It keeps thing as simple as it can get. If you have a semi-modular power supply, then it’s even better as it keeps cable count at a minimum. Learn more about why semi-modular power supply is the future.
After that, we made an adjustment to ensure the Plextor M8SeY is performing at its best – by turning off Windows write-cache buffer flushing.
This can be done by right clicking your SSD in Device Manager and clicking properties. Then, head over to Policies tab and you’ll see the option.
Turning write-cache buffer flushing off will cut off the delay in waiting for data write-request to be written to the disk. However, it’ll put your data at risk as it increases the chance of data loss in case of power loss.
AS SSD Benchmark
Widely used SSD benchmarking utility that uses incompressible data to simulate the worst possible scenario for an SSD and thus giving a much lower sequential read and write speed result than what has been stated by the manufacturer as result of the heavy workload.
Developed by a Japanese coder that goes by the nickname Hiyohiyo, CrystalDiskMark is one of the most frequent used SSD Benchmark utility to measure SSD’s read and write performance.
Anvil’s Storage Utilities

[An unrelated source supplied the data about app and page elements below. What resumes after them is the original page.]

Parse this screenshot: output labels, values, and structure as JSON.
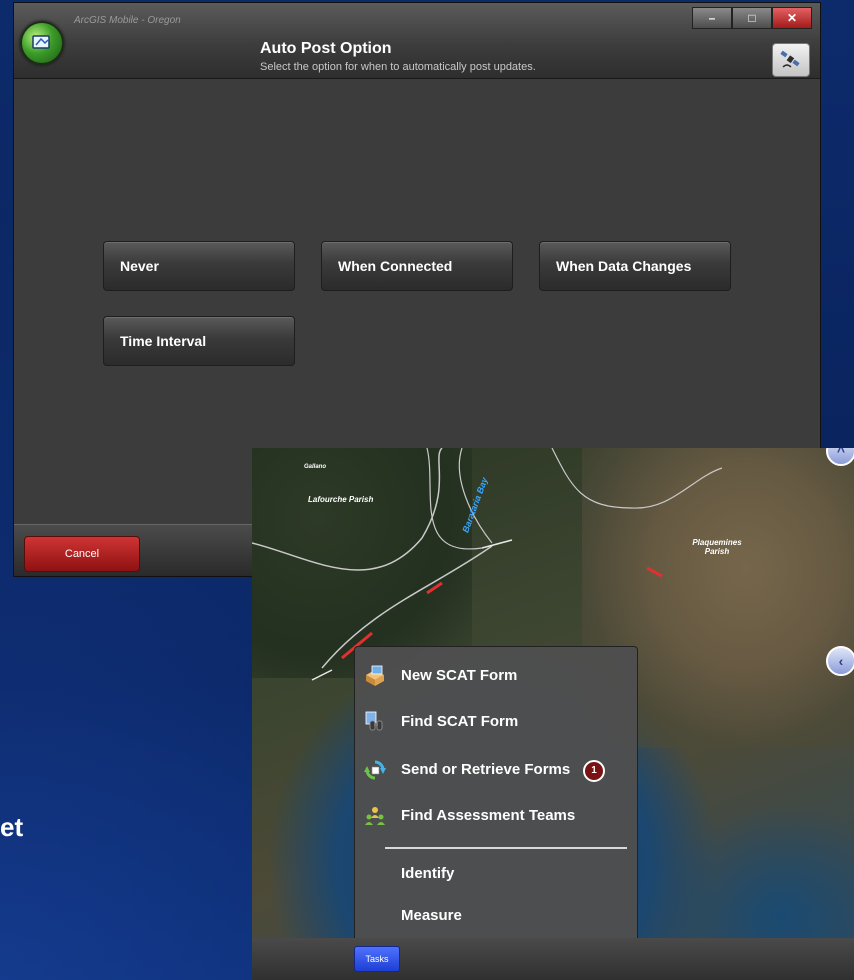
{
  "background_partial_text": "et",
  "app_window": {
    "app_name": "ArcGIS Mobile - Oregon",
    "title": "Auto Post Option",
    "subtitle": "Select the option for when to automatically post updates.",
    "window_controls": [
      "–",
      "□",
      "✕"
    ],
    "options": [
      "Never",
      "When Connected",
      "When Data Changes",
      "Time Interval"
    ],
    "cancel_label": "Cancel"
  },
  "map": {
    "labels": {
      "lafourche": "Lafourche Parish",
      "barataria": "Barataria Bay",
      "plaquemines": "Plaquemines Parish",
      "small": "Gallano"
    },
    "task_menu": {
      "items": [
        {
          "label": "New SCAT Form",
          "icon": "form-add-icon"
        },
        {
          "label": "Find SCAT Form",
          "icon": "binoculars-icon"
        },
        {
          "label": "Send or Retrieve Forms",
          "icon": "sync-icon",
          "badge": "1"
        },
        {
          "label": "Find Assessment Teams",
          "icon": "team-icon"
        }
      ],
      "tools": [
        "Identify",
        "Measure"
      ]
    },
    "tasks_label": "Tasks"
  },
  "colors": {
    "background": "#0d2a6b",
    "window": "#3c3c3c",
    "cancel": "#b52020",
    "tasks": "#2e4de6",
    "badge": "#7a1313"
  }
}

By far the most complete SSD Benchmark utility available. The Anvil’s Storage Utilities not only comes with the standard SSD Benchmark function, it also includes other functions such as endurance testing and threaded I/O read, write and mixed tests and option to configure the compressibility of the test data.
Real World Performance
While using the Plextor M8SeY, we realized one peculiar thing about it. We use multiple different storage devices to store data, and we realized that the Plextor M8SeY’s transfer speed is highly dependent on which drive data is read or written. Of course, the type of data and the size of the file does play an equal important role as well.
Using the ADATA SU800 SSD, the average speed of the Plextor M8SeY recorded is somewhere around 350MB/s write and 550MB/s read. However, when it comes to the WD Black 6TB, the average performance of the drive is capped at 194MB/s write and 216MB/s read.
As for the Transcend MTE850 NVMe SSD which is faster it speed, the peak performance recorded for the Plextor M8SeY is around 843MB/s write and 1,486MB/s read.
Final thoughts? Well, let’s just say the Plextor M8SeY is pretty much an upgrade from the previous Plextor M8PeY. Not only that you get a new heatsink design which Plextor claims to have a better cooling performance, you’ll also get a slightly faster read performance and is no longer dependent of a SATA power connector. Price wise, the Plextor M8SeY 256GB is available at the price of $179 on newegg. Not too shabby right?
Despite having an impressive performance in overall, the Plextor M8SeY doesn’t stand out much in a system a lot of slow performing storage devices. Having another storage device that is faster or if not, equivalent to the M8SeY is highly recommended.
- Good performance
- Good aesthetics
- Doesn’t requires any external power source
- Reasonable price
- Backed by Plextor’s 3-year limited warranty
- Doesn’t comes with any software (PlexVault, PlexTurbo, PlexTool, etc)